● TASK OBJECTIVE: Give only the number of lines in the data that include the string "JSON".

● DATA SECTION:

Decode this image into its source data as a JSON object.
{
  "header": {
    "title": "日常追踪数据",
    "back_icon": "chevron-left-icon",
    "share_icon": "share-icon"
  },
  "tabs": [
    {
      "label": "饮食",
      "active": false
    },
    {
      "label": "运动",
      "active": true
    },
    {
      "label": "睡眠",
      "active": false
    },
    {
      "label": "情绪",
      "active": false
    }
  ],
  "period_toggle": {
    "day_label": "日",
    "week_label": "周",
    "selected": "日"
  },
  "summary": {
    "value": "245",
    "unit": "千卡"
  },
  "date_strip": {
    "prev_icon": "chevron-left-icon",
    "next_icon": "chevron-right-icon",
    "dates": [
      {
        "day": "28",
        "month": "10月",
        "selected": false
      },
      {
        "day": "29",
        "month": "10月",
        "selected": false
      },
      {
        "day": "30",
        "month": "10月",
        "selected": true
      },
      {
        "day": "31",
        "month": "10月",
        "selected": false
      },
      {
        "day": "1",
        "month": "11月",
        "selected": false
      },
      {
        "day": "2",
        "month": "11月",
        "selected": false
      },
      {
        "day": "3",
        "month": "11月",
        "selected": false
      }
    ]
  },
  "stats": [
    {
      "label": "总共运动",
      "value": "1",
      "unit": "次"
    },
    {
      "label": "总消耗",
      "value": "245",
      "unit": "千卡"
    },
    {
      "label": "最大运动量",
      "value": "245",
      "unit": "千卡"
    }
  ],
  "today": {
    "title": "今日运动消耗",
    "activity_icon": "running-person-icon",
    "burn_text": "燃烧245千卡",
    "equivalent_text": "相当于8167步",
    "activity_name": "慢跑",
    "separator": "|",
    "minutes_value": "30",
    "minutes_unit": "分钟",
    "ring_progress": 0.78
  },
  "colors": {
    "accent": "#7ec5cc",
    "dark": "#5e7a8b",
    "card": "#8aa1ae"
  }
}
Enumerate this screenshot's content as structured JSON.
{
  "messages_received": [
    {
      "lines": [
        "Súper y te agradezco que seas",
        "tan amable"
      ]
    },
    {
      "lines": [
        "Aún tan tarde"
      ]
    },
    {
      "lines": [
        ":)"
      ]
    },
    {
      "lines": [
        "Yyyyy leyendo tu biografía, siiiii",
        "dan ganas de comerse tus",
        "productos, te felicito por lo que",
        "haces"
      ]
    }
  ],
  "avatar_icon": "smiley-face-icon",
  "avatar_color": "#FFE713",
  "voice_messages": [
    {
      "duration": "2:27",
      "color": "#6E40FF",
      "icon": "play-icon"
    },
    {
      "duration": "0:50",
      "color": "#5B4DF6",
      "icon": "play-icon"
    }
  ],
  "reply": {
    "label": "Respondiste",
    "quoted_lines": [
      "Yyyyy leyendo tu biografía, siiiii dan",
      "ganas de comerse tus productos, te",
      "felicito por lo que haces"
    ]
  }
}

● SOLUTION TO THE PROBLEM: 2